Egyptian graffiti [sic] artists arranged a No Walls protests last Friday (March 9, 2012), where they painted the walls away into stunning murals to commemorate the dead and protest the obstacles built by painting eye-deceiving, virtual continuations to the blocked streets (Trompe-l’œil). Almost every wall around the area was painted on by young artists who joined hands and brushes for over three days, turning the area into a lasting memorial.
Other walls were painted with silhouettes of children and families playing under a rainbow, and another includes large-scale portraits. All of these repurpose the wall and humanize the struggle.
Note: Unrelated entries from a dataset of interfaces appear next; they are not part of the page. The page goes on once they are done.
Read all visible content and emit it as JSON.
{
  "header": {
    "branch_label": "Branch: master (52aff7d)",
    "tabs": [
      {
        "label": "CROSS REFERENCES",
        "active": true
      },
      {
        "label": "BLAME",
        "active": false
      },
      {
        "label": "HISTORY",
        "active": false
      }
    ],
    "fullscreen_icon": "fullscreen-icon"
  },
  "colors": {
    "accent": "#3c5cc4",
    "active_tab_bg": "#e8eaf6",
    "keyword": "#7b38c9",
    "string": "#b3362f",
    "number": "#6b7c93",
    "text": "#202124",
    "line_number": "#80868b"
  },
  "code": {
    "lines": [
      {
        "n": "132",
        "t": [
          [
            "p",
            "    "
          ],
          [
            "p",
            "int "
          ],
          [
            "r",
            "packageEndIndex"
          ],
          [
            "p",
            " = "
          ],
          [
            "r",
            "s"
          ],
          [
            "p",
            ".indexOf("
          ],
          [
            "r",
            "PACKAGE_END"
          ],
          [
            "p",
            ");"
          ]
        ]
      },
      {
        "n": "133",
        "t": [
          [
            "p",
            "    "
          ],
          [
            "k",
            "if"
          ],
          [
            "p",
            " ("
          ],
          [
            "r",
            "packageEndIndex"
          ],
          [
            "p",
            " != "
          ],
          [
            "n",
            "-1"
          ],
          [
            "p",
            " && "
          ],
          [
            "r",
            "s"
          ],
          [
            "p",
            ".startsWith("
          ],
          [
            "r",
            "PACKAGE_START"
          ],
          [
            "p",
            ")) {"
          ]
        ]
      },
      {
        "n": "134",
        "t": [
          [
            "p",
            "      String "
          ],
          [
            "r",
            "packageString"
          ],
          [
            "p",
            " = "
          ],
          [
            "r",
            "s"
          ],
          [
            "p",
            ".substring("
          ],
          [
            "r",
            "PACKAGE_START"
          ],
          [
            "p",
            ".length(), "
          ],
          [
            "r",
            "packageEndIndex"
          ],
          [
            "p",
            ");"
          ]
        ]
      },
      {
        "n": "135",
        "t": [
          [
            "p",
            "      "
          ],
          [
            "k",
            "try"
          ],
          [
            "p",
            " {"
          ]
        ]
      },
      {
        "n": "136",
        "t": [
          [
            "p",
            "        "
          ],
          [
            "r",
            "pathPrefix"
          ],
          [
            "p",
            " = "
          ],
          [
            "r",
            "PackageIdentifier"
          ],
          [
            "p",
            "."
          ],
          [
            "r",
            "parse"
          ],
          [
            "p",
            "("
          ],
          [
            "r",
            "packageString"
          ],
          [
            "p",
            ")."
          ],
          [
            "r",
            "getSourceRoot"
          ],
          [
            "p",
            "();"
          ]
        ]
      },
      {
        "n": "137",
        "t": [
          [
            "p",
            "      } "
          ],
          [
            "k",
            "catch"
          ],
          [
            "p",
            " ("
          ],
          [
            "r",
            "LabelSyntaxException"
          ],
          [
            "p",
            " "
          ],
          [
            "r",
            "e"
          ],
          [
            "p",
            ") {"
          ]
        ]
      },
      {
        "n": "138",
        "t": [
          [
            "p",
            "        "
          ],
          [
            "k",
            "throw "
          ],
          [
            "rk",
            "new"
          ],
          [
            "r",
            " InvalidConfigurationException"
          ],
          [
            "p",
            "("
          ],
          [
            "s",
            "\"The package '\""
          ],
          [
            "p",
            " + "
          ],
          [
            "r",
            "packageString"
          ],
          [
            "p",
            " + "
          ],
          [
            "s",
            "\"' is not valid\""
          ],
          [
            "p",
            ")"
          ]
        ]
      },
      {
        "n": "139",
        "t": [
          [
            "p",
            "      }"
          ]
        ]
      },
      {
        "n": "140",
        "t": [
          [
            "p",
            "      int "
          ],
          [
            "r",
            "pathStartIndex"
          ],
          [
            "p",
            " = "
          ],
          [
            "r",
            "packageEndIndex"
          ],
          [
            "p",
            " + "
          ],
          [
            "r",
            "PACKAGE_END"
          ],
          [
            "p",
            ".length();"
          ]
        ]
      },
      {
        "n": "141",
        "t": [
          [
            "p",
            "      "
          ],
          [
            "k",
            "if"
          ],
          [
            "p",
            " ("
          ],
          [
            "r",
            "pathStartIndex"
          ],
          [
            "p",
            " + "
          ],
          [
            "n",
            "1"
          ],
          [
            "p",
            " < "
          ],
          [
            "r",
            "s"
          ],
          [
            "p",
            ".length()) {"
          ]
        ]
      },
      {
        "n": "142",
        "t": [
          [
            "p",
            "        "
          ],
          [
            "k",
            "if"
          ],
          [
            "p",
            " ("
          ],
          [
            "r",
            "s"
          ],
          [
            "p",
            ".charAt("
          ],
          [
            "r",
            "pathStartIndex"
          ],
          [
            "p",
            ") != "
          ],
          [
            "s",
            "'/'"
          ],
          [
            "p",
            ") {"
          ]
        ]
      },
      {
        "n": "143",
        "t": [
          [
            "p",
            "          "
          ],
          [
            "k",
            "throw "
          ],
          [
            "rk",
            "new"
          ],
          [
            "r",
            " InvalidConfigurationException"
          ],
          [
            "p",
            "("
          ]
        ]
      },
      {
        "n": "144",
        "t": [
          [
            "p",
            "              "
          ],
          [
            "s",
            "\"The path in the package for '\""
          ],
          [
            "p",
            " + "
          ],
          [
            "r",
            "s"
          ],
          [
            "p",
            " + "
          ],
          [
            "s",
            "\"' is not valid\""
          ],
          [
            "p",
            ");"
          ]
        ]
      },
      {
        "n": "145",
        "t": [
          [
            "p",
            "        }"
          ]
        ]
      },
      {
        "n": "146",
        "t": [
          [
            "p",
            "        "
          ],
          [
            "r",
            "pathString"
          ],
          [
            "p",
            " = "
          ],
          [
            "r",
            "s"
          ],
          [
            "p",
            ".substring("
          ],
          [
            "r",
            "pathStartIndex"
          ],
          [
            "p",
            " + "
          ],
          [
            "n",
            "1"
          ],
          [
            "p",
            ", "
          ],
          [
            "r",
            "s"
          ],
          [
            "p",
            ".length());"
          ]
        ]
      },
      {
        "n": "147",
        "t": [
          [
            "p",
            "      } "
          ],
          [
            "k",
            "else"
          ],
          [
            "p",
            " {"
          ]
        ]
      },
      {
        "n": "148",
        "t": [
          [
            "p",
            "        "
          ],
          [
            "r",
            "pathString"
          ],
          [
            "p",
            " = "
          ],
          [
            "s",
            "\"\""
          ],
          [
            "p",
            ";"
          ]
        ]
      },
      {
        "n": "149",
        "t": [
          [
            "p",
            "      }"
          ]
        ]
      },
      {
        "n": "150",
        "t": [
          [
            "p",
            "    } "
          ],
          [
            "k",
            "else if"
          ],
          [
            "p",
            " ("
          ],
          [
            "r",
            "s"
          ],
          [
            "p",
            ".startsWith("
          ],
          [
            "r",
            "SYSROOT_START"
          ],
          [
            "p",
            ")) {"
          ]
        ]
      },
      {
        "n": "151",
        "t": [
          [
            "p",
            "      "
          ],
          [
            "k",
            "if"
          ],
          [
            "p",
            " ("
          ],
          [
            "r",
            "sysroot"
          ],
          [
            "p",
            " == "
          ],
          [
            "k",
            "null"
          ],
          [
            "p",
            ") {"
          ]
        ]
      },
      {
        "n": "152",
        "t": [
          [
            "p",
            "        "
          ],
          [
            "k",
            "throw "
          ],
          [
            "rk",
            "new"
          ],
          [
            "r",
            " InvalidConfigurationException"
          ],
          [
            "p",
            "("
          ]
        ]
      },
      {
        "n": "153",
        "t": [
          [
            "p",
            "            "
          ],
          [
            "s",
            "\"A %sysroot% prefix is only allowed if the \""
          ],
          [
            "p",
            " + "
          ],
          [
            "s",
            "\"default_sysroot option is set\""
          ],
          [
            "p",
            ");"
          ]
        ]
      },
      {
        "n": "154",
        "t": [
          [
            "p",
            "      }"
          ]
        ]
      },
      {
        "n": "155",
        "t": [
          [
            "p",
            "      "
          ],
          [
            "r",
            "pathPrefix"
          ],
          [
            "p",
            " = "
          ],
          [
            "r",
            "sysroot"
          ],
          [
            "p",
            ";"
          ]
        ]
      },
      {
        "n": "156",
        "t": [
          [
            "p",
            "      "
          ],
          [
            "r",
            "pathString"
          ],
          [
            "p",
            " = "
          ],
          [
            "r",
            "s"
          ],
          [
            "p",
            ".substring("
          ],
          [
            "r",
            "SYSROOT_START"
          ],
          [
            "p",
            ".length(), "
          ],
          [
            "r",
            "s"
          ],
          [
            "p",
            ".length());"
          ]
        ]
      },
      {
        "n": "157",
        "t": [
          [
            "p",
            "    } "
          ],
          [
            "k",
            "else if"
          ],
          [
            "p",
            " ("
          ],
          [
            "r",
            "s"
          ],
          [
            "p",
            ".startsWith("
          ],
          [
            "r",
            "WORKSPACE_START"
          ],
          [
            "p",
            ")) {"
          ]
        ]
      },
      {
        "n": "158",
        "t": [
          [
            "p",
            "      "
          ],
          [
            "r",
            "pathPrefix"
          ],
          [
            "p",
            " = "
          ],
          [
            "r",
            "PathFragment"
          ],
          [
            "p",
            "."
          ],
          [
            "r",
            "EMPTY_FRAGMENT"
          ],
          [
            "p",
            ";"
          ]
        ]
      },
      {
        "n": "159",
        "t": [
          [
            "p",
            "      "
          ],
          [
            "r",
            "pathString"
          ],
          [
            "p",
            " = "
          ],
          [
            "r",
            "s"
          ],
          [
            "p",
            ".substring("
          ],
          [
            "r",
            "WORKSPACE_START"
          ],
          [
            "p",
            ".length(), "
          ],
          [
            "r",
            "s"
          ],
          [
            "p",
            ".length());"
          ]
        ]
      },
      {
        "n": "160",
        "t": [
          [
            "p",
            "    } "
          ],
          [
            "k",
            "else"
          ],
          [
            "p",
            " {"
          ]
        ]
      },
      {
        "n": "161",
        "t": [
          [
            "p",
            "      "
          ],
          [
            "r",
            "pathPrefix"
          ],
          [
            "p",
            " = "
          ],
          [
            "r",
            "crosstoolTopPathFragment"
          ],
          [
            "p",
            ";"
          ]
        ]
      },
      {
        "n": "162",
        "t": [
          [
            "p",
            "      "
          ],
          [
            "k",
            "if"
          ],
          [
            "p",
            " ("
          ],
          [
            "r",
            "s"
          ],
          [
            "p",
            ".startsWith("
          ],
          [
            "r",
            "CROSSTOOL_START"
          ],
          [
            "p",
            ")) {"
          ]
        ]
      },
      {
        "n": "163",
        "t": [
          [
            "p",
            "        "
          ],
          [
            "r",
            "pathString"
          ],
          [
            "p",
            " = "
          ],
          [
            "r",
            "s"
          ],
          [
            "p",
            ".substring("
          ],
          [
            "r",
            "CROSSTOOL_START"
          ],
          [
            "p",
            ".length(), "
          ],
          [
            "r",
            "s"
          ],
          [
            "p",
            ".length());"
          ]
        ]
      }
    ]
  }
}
But perhaps the trompe l’oeil mural is the most powerful, in helping passers-by remember the days when the wall didn’t exist at all.
The small New York art fair celebrated its 26th edition with the works of 11 women artists.
The artist couple shared creativity and mutual devotion reflecting a period of light and joy that came after considerable darkness in their early lives.
Conversations with Leslie Barlow, Mary Griep, Alexa Horochowski, Joe Sinness, Melvin R. Smith, and Tetsuya Yamada will be accessible online or in person at the Minneapolis College of Art and Design.
The plot of Maureen Fazendeiro and Miguel Gomes’s film moves backward in time, continually recontextualizing what at first looks like a simple situation.
It’s art fair season and we’re here to comfort and entertain you during this difficult time of the year with a new, biting edition of our Bingo card series.
Now on view in Pasadena, this exhibition explores how four artists challenged the limitations of gestural abstraction by exploiting the resonance of figural forms.
The artifacts are estimated to date from 400 to 300 BCE, when Greek settlements existed along the northern shores of the Black Sea near Odesa.
Jeremy Webster of Leicester University’s Attenborough Arts Centre reportedly pelted the statue from behind a fence.
Northwestern’s Block Museum of Art Presents A Site of Struggle: American Art against Anti-Black Violence
This new exhibition in Evanston, Illinois considers how art has been used to protest, process, mourn, and memorialize anti-Black violence for more than a century.
Snapchat CEO Evan Spiegel and model Miranda Kerr paid off the student loans of 285 recent graduates.
Cammie Tipton-Amini’s opinion piece “When Ukraine Was Newly Independent and Everything Was Possible” employs simplistic whataboutism that dangerously echoes Putin’s lies.
Anthony Banua-Simon’s documentary Cane Fire contrasts decades of Hollywood images of his home with its current reality.